Completeness and restraint

It is one thing for the author of a genealogy to have the goal (or scope) of publishing everything about all the descendants of [blank], and a much, much different thing to achieve that goal.

Clearly, there is no such thing as “everything” and “all.” The author has to decide what information she wants (or is able) to include, how much detail of that information to provide, and whether the same standard will be applied to everyone. Does the standard go beyond names, dates, and places? Are probates, land and church records, gravestones, obituaries, pensions, census records, and the like provided in detail when available? How exhaustive has the search for these facts been? Are there individuals who are treated in extensive detail while others have little, suggesting that the book might have begun as a “my ancestors” work and morphed into a catch-all for anybody with the same name, but without the same degree of research? Has the information been presented completely and honestly, or are there indications that some embarrassing or controversial information has been expunged?

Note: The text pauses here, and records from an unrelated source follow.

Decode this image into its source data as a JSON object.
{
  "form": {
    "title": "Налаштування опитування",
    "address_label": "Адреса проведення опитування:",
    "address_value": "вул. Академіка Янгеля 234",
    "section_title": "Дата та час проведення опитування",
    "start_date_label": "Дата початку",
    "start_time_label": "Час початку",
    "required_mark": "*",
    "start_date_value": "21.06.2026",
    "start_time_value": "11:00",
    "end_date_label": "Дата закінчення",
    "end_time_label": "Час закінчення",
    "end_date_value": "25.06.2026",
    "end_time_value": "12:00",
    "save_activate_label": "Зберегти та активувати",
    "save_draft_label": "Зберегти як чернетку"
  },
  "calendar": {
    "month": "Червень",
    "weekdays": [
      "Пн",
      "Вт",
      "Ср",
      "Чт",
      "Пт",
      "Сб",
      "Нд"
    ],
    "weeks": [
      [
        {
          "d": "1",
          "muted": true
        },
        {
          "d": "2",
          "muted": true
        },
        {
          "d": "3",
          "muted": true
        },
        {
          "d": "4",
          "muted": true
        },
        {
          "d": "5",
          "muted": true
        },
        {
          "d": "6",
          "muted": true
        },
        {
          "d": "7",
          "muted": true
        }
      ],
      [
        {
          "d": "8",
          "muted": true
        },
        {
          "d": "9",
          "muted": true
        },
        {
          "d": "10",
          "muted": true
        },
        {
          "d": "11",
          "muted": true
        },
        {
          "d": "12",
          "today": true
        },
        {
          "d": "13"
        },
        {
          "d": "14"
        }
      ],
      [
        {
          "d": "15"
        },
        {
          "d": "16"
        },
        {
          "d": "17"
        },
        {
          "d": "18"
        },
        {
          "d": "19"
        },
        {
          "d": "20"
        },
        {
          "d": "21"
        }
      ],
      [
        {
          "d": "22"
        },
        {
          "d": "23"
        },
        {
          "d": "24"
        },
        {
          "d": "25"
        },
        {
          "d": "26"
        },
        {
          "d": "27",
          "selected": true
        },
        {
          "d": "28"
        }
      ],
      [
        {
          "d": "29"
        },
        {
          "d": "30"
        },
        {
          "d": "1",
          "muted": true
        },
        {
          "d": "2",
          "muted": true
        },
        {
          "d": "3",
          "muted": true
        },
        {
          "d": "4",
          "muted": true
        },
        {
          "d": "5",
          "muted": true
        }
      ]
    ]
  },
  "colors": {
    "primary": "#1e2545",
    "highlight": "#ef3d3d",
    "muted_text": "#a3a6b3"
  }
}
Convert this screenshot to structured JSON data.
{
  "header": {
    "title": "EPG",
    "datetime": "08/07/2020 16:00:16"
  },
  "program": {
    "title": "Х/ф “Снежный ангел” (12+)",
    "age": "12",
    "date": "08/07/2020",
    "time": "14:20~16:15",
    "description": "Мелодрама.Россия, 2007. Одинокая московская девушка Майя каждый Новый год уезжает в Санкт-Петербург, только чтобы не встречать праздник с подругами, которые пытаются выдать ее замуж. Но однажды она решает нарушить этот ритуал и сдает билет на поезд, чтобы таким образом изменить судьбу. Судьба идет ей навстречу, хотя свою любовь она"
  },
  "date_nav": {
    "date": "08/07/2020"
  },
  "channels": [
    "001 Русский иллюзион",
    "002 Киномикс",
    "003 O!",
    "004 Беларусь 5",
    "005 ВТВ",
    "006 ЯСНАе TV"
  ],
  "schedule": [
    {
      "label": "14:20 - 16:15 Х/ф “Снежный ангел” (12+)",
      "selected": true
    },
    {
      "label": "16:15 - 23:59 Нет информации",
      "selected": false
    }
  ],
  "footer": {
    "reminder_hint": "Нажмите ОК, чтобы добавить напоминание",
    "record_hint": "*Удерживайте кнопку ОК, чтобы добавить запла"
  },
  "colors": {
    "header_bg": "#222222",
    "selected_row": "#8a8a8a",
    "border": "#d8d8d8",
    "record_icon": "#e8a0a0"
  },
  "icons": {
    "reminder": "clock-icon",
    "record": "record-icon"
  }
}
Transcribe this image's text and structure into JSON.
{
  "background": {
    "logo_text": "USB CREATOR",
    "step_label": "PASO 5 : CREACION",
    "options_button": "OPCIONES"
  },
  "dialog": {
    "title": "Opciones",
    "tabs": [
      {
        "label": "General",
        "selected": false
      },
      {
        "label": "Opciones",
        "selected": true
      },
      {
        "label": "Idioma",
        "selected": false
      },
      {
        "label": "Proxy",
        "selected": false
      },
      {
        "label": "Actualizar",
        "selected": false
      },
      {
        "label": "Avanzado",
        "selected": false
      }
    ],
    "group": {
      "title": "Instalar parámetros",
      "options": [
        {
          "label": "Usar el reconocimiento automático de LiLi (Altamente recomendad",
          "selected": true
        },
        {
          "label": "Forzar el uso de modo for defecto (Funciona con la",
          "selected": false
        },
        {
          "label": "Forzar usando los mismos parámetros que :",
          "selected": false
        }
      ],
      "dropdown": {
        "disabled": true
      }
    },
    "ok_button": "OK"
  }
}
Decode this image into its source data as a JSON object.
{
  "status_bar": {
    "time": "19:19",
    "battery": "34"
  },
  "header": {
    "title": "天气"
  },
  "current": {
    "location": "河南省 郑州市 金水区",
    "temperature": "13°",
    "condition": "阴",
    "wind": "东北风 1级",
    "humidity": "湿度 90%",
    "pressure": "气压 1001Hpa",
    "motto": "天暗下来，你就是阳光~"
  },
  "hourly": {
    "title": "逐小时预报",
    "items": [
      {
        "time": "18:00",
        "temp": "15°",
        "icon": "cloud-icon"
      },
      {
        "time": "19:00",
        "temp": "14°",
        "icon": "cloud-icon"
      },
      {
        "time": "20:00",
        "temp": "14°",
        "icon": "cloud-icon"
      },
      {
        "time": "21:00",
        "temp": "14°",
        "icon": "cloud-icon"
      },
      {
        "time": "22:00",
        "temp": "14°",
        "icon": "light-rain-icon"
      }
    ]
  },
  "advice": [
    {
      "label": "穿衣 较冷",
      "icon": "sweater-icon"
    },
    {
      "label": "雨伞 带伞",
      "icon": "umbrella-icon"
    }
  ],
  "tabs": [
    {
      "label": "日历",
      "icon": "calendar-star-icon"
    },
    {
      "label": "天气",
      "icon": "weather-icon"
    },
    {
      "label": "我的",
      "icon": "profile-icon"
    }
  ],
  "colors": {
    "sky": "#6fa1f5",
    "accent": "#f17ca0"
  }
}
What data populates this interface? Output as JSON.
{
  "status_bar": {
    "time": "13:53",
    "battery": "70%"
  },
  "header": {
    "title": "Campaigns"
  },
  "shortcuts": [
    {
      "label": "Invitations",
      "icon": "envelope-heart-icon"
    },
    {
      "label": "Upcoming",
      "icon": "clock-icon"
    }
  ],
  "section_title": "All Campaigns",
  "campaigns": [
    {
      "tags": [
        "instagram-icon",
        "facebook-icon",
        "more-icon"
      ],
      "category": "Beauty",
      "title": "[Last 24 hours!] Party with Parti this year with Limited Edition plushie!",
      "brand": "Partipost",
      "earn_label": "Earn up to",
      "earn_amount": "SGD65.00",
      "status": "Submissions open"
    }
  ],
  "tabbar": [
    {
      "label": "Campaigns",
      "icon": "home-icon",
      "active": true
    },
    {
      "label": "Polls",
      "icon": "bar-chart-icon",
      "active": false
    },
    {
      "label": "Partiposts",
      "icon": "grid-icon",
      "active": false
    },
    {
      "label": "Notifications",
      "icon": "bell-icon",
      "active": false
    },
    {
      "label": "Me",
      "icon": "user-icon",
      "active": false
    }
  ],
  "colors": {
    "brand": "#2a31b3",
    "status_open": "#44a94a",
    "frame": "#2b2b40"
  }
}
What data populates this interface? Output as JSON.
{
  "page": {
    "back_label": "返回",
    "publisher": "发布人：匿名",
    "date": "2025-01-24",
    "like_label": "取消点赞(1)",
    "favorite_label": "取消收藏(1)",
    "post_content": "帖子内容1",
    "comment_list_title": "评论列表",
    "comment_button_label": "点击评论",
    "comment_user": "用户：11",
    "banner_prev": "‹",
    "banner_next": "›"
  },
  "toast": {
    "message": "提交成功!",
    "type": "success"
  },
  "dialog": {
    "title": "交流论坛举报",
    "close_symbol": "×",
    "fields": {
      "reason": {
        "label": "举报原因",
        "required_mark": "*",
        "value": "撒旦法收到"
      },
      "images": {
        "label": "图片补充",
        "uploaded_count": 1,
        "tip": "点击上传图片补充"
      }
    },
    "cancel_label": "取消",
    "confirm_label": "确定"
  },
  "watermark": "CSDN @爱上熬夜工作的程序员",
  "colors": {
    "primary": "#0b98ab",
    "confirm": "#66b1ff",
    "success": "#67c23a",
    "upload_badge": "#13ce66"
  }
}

Does he lavishly extol an ancestor’s virtues based on nineteenth-century hyperbole?

On the other hand, has the author used any restraint in limiting his verbiage? Does he lavishly extol an ancestor’s virtues based on nineteenth-century hyperbole? Are there resumes, certificates, stories of bear-trapping excursions, picnics to the old cabin, and Grandma’s apple pie recipe?

That does not mean that the apple pie recipe is not worth preserving nor that our ancestors should not be remembered for the good that they did, but the first purpose of a useful genealogy is to present supported facts of all individuals within the “scope” of the book in such a way that the reader can readily and reliably locate their connection to the family group. That is the skeleton. Then the author adds flesh, skin, and clothes with whatever sources may be available – probates, deeds, town histories, censuses, gravestones, letters, photographs, etc. That is the structure of a “genealogy.” Lengthy stories, tributes, and memories belong in a family history (a subtle distinction) where they can be celebrated for their own worth.

Next week, we will talk about accessibility, then begin to pull this tentative “rating” system together with some examples. If anyone has a book in mind that they would like to have rated, or to compare your rating with mine, let me know.

Alicia Crane Williams

About Alicia Crane Williams

Alicia Crane Williams, FASG, Lead Genealogist of Early Families of New England Study Project, has compiled and edited numerous important genealogical publications including The Mayflower Descendant and the Alden Family “Silver Book” Five Generations project of the Mayflower Society. Most recently, she is the author of the 2017 edition of The Babson Genealogy, 1606-2017, Descendants of Thomas and Isabel Babson who first arrived in Salem, Massachusetts, in 1637. Alicia has served as Historian of the Massachusetts Society of Mayflower Descendants, Assistant Historian General at the General Society of Mayflower Descendants, and as Genealogist of the Alden Kindred of America. She earned a bachelor’s degree from the University of Connecticut and a master’s degree in History from Northeastern University.View all posts by Alicia Crane Williams